Chinedu Eze
Contrary to its promise that it would resume flight operations yesterday, the management of First Nation Airways has explained why it was unable to honour it promise, citing delays in the clearing of its equipment, including aircraft engine by the Nigeria Customs Service (NCS).

The airline last week promised that it would resume flights by September 15 if it was able to procure the needed aircraft spares parts to repair its aircraft on ground, but yesterday the airline said it could not clear the equipment due to hitches in the clearance process because of alleged delays by Customs.

Passengers who booked the airline’s flights in advance are worried and sceptical that the airline would take longer time before it resumes flight again.
First Nation Airways however has assured its passengers that it would meet its obligations to them and promised that it would resume flights soon.

  THISDAY gathered that the NCS released the equipment needed to fix the airplanes belonging to the airline on September 14, whereas the airline had anticipated that all Customs formalities would have been done last week Friday before the Sallah holidays.
The source also said the management of the airline was optimistic that the team of engineers would finish work on the engines before today, a day later than it promised that it would start schedule flights, as the airline plans to resume operations immediately after the engines were fixed.

 THISDAY also learnt that the delay in the clearing of the equipment might not be unconnected to the refusal by NCS to adopt the new policy of the federal government, which directed that airlines should enjoy waiver on importation of aircraft parts and other equipment meant for commercial airline operation.

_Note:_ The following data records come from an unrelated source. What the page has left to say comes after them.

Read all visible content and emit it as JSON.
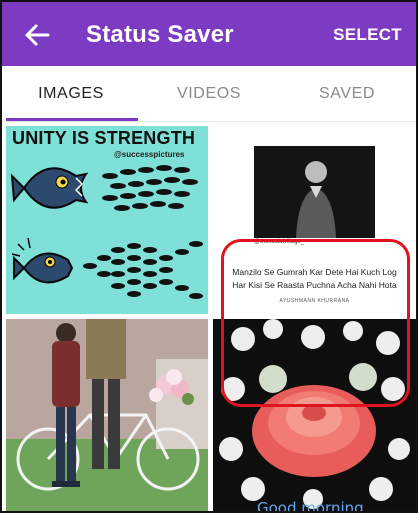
{
  "appbar": {
    "title": "Status Saver",
    "select_label": "SELECT"
  },
  "tabs": [
    {
      "label": "IMAGES",
      "active": true
    },
    {
      "label": "VIDEOS",
      "active": false
    },
    {
      "label": "SAVED",
      "active": false
    }
  ],
  "grid": {
    "tile1": {
      "headline": "UNITY IS STRENGTH",
      "watermark": "@successpictures"
    },
    "tile2": {
      "handle": "@thesocialvillage_",
      "quote_line1": "Manzilo Se Gumrah Kar Dete Hai Kuch Log",
      "quote_line2": "Har Kisi Se Raasta Puchna Acha Nahi Hota",
      "author": "AYUSHMANN KHURRANA",
      "selected": true
    },
    "tile4": {
      "caption": "Good morning"
    }
  },
  "colors": {
    "primary": "#7d3bc4",
    "highlight": "#e0141e",
    "accent_text": "#67a6f0"
  },
  "icons": {
    "back": "arrow-left-icon"
  }
}
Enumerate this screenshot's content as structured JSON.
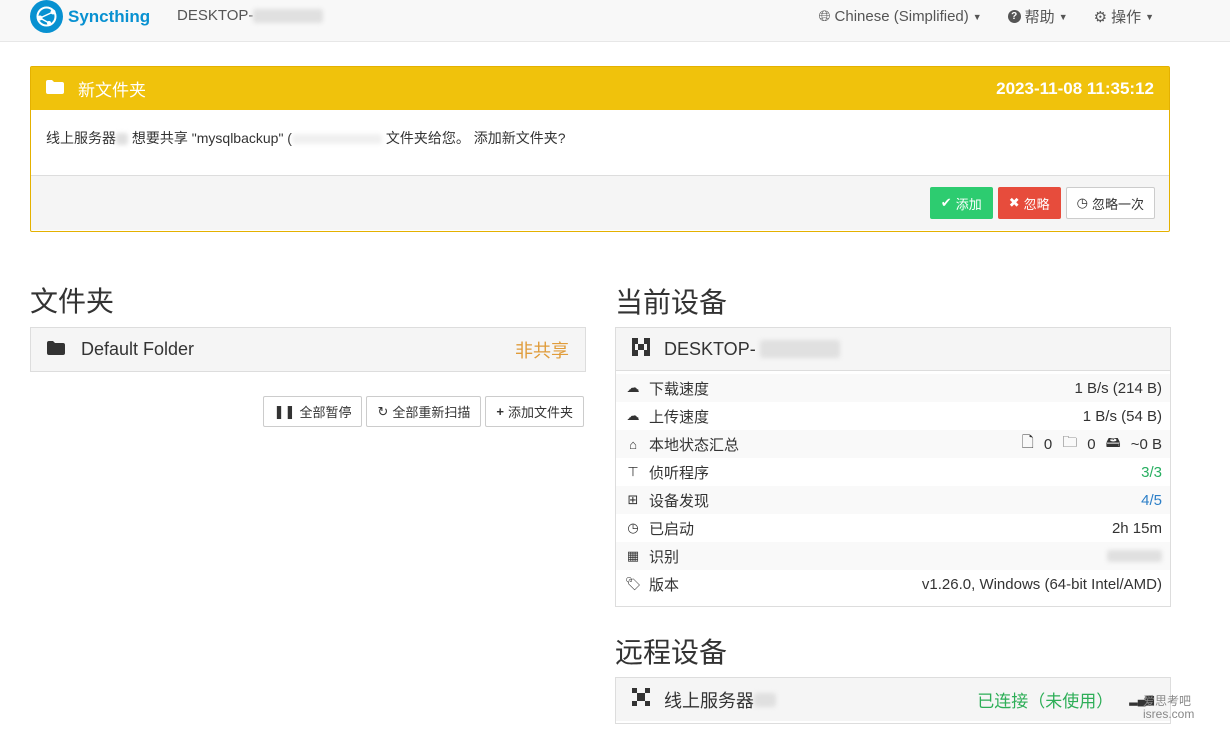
{
  "navbar": {
    "brand": "Syncthing",
    "hostname": "DESKTOP-",
    "language": "Chinese (Simplified)",
    "help": "帮助",
    "actions": "操作"
  },
  "notice": {
    "title": "新文件夹",
    "timestamp": "2023-11-08 11:35:12",
    "message_part1": "线上服务器",
    "message_part2": " 想要共享 \"mysqlbackup\" (",
    "message_part3": " 文件夹给您。 添加新文件夹?",
    "btn_add": "添加",
    "btn_ignore": "忽略",
    "btn_ignore_once": "忽略一次"
  },
  "folders": {
    "heading": "文件夹",
    "items": [
      {
        "name": "Default Folder",
        "status": "非共享"
      }
    ],
    "btn_pause_all": "全部暂停",
    "btn_rescan_all": "全部重新扫描",
    "btn_add_folder": "添加文件夹"
  },
  "this_device": {
    "heading": "当前设备",
    "name": "DESKTOP-",
    "stats": [
      {
        "label": "下载速度",
        "value": "1 B/s (214 B)",
        "icon": "cloud-download-icon"
      },
      {
        "label": "上传速度",
        "value": "1 B/s (54 B)",
        "icon": "cloud-upload-icon"
      },
      {
        "label": "本地状态汇总",
        "value": "",
        "icon": "home-icon"
      },
      {
        "label": "侦听程序",
        "value": "3/3",
        "icon": "sitemap-icon"
      },
      {
        "label": "设备发现",
        "value": "4/5",
        "icon": "signpost-icon"
      },
      {
        "label": "已启动",
        "value": "2h 15m",
        "icon": "clock-icon"
      },
      {
        "label": "识别",
        "value": "",
        "icon": "qrcode-icon"
      },
      {
        "label": "版本",
        "value": "v1.26.0, Windows (64-bit Intel/AMD)",
        "icon": "tag-icon"
      }
    ],
    "local_state": {
      "files": "0",
      "dirs": "0",
      "size": "~0 B"
    }
  },
  "remote": {
    "heading": "远程设备",
    "name": "线上服务器",
    "status": "已连接（未使用）"
  },
  "watermark": {
    "line1": "爱思考吧",
    "line2": "isres.com"
  },
  "colors": {
    "brand": "#0891d1",
    "warning": "#f0c20c",
    "success": "#2dcc70",
    "danger": "#e74c3c"
  }
}
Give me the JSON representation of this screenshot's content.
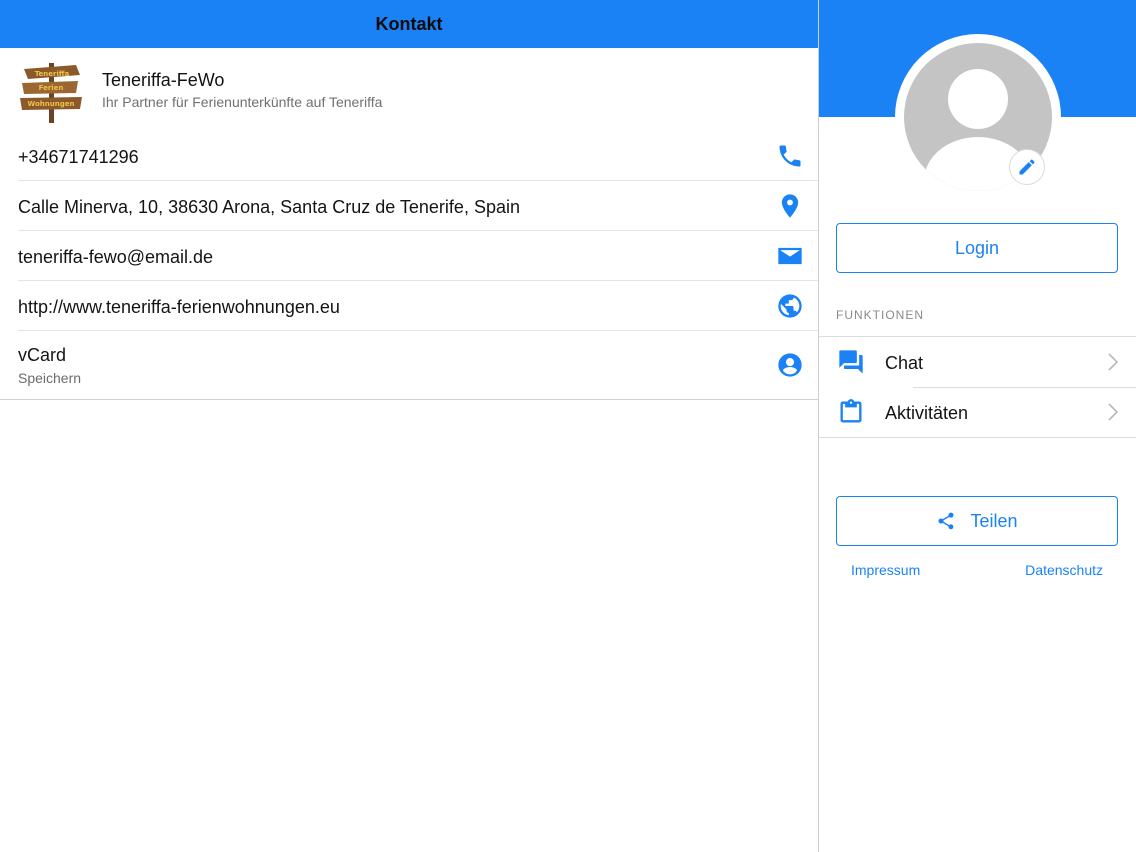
{
  "header": {
    "title": "Kontakt"
  },
  "brand": {
    "name": "Teneriffa-FeWo",
    "tagline": "Ihr Partner für Ferienunterkünfte auf Teneriffa",
    "logo_text": [
      "Teneriffa",
      "Ferien",
      "Wohnungen"
    ]
  },
  "contacts": [
    {
      "text": "+34671741296",
      "icon": "phone-icon"
    },
    {
      "text": "Calle Minerva, 10, 38630 Arona, Santa Cruz de Tenerife, Spain",
      "icon": "location-pin-icon"
    },
    {
      "text": "teneriffa-fewo@email.de",
      "icon": "mail-icon"
    },
    {
      "text": "http://www.teneriffa-ferienwohnungen.eu",
      "icon": "globe-icon"
    }
  ],
  "vcard": {
    "title": "vCard",
    "subtitle": "Speichern",
    "icon": "account-circle-icon"
  },
  "sidebar": {
    "login_label": "Login",
    "section_label": "FUNKTIONEN",
    "menu": [
      {
        "label": "Chat",
        "icon": "chat-icon"
      },
      {
        "label": "Aktivitäten",
        "icon": "clipboard-icon"
      }
    ],
    "share_label": "Teilen",
    "impressum_label": "Impressum",
    "datenschutz_label": "Datenschutz"
  },
  "colors": {
    "accent": "#1a82f4",
    "avatar_bg": "#c4c4c4",
    "divider": "#e4e4e4",
    "muted_text": "#707070"
  }
}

 This was confirmed by the Account Manager of Dana Air,
Obi Mbanuzuo, who said despite the federal government’s waiver policy on the importation of spare parts into the country, NCS has continued to insist the airlines pay tariffs, which sometimes are up to 20 per cent of the price of the equipment and spares parts.